Prospective evaluation of follow-up and outcomes following adolescent sexual assault

Funded by: Department of Health
Team: Kaye Wellings and colleagues at University College London Institute of Child Health
Background: to be provided
Timetable: 1 October 2012 to 31 July 2016


‘El Dia a Dia’ (day-to-day life): Investigating how socio-structural factors shape vulnerability to violence, and capacity to manage risk, among male, female and transgender sex workers in Peru

Funded by: Medical Research Council (Population Health Scientist Fellowship)
Team: Pippa Grenfell
Background: This mixed-methods study explores how structural factors – such as institutions, social inequalities and work environments – shape sex workers’ vulnerability to discrimination and violence in Lima, Peru, and how these ultimately affect the capacity of individuals to navigate health risks. The study takes a participatory approach, working with peer interviewers to collect and interpret data, and has three components: a secondary data analysis, in-depth interviews with sex workers, and semi-structured interviews with key stakeholders. This research will contribute to Pippa Grenfell’s PhD thesis and is being carried out in collaboration with the Peruvian Cayetano Heredia University in Lima, where she is currently based.

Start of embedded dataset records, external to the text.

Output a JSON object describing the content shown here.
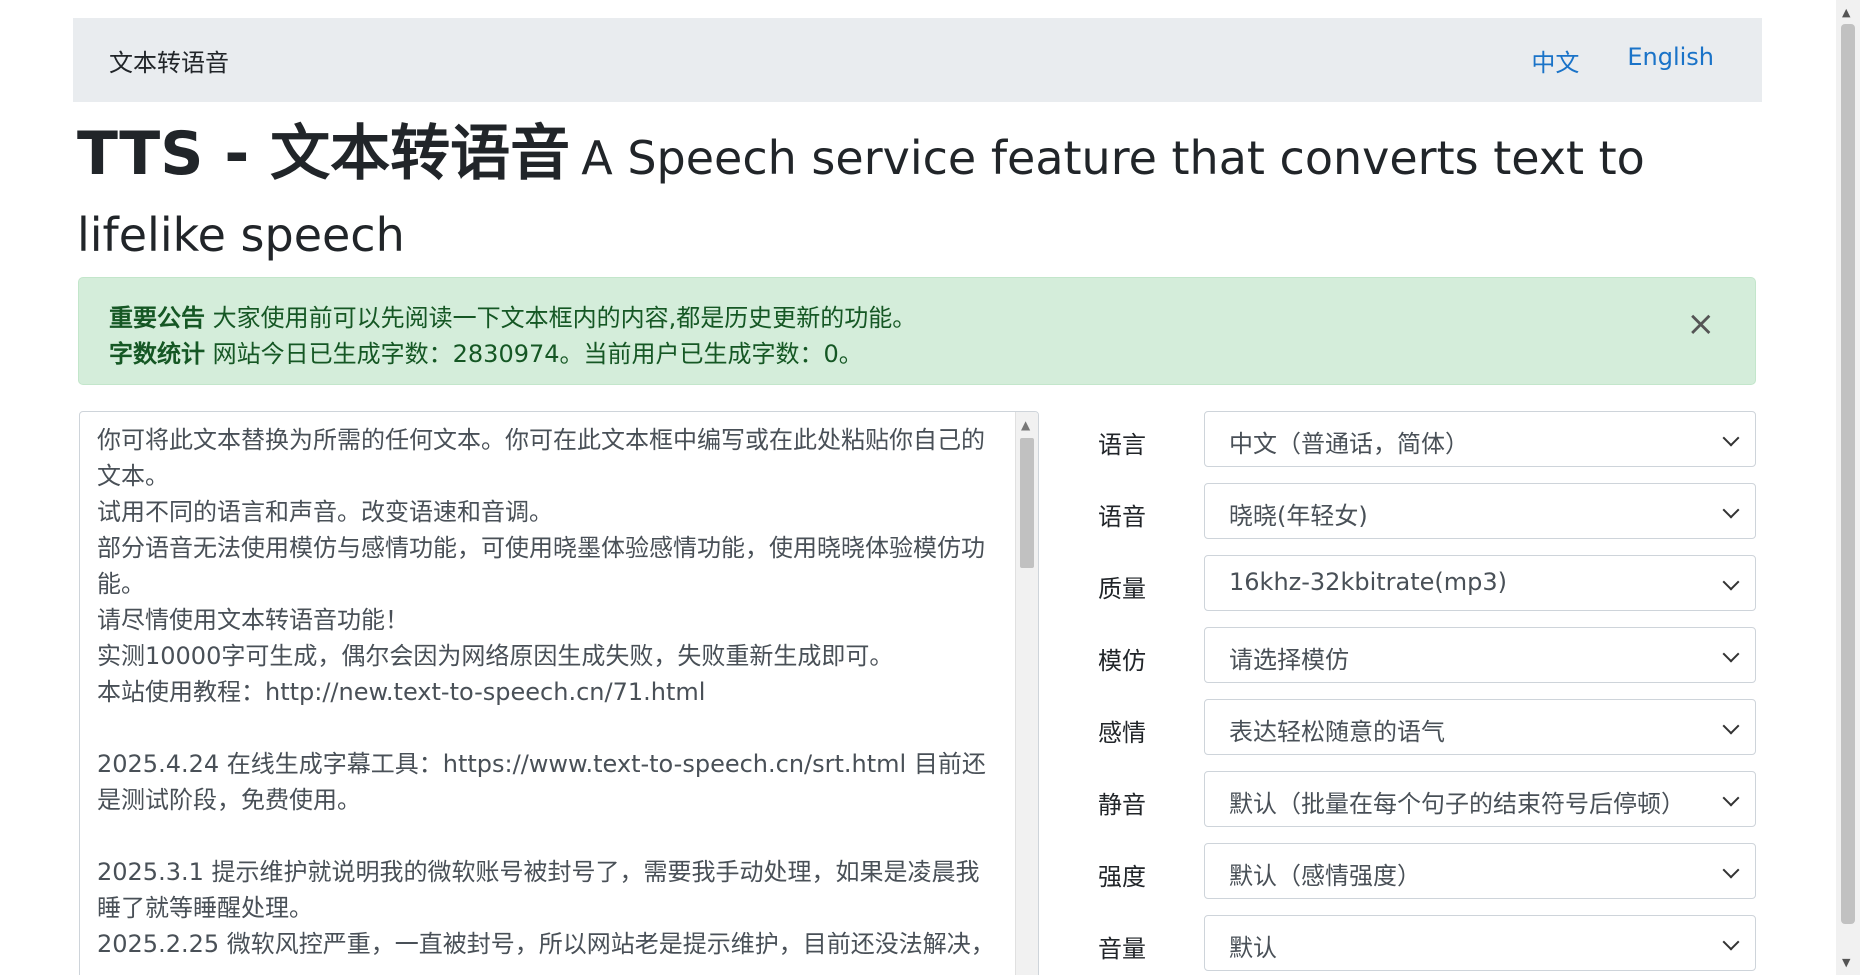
{
  "navbar": {
    "brand": "文本转语音",
    "links": [
      "中文",
      "English"
    ]
  },
  "headline": {
    "main": "TTS - 文本转语音",
    "sub": "A Speech service feature that converts text to lifelike speech"
  },
  "alert": {
    "line1_label": "重要公告",
    "line1_text": "大家使用前可以先阅读一下文本框内的内容,都是历史更新的功能。",
    "line2_label": "字数统计",
    "line2_text": "网站今日已生成字数：2830974。当前用户已生成字数：0。",
    "close": "×"
  },
  "textarea": {
    "value": "你可将此文本替换为所需的任何文本。你可在此文本框中编写或在此处粘贴你自己的文本。\n试用不同的语言和声音。改变语速和音调。\n部分语音无法使用模仿与感情功能，可使用晓墨体验感情功能，使用晓晓体验模仿功能。\n请尽情使用文本转语音功能！\n实测10000字可生成，偶尔会因为网络原因生成失败，失败重新生成即可。\n本站使用教程：http://new.text-to-speech.cn/71.html\n\n2025.4.24 在线生成字幕工具：https://www.text-to-speech.cn/srt.html 目前还是测试阶段，免费使用。\n\n2025.3.1 提示维护就说明我的微软账号被封号了，需要我手动处理，如果是凌晨我睡了就等睡醒处理。\n2025.2.25 微软风控严重，一直被封号，所以网站老是提示维护，目前还没法解决，"
  },
  "form": [
    {
      "label": "语言",
      "value": "中文（普通话，简体）"
    },
    {
      "label": "语音",
      "value": "晓晓(年轻女)"
    },
    {
      "label": "质量",
      "value": "16khz-32kbitrate(mp3)"
    },
    {
      "label": "模仿",
      "value": "请选择模仿"
    },
    {
      "label": "感情",
      "value": "表达轻松随意的语气"
    },
    {
      "label": "静音",
      "value": "默认（批量在每个句子的结束符号后停顿）"
    },
    {
      "label": "强度",
      "value": "默认（感情强度）"
    },
    {
      "label": "音量",
      "value": "默认"
    }
  ]
}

Timetable: 25 July 2011 to 24 July 2014


Can text messages increase safer sexual health behaviours in young people? Intervention development and pilot trial

Funded by: Health Technology Assessment
Team: Rebecca French and Kaye Wellings. The PI is Caroline Free (EPH)
Research objectives:

  • To carry out formative evaluation aimed at developing an acceptable and appropriate mobile phone-based intervention to promote safe sexual health behaviour.
  • To conduct a pilot randomised controlled trial of the mobile technology-based sexual health intervention.
  • To make final modifications to the intervention.
  • To write a funding application for a main trial if the pilot trial demonstrates that a main trial is feasible.

Timetable: September 2012 to 31 August 2014


Optimising identification, referral and care of trafficked people within the NHS (PR-IP-0611-23002)

Funded by: Department of Health
Team: This study is being led by the Institute of Psychiatry, King’s College London and incorporates a large team of collaborators including LSHTM (Rebecca French)
Research objectives:

  • To synthesise evidence on the number of trafficked people identified in the UK, their associated healthcare needs, experiences and care pathways.
  • To document NHS knowledge, experience and gaps, and explore healthcare models in other European states with more well-established responses.
  • To provide recommendations, dissemination strategy and tools to support the NHS to identify, refer and treat trafficked people, and to become a strategic partner within the UK National Referral Mechanism.

Timetable: 1 July 2012 to 30 June 2015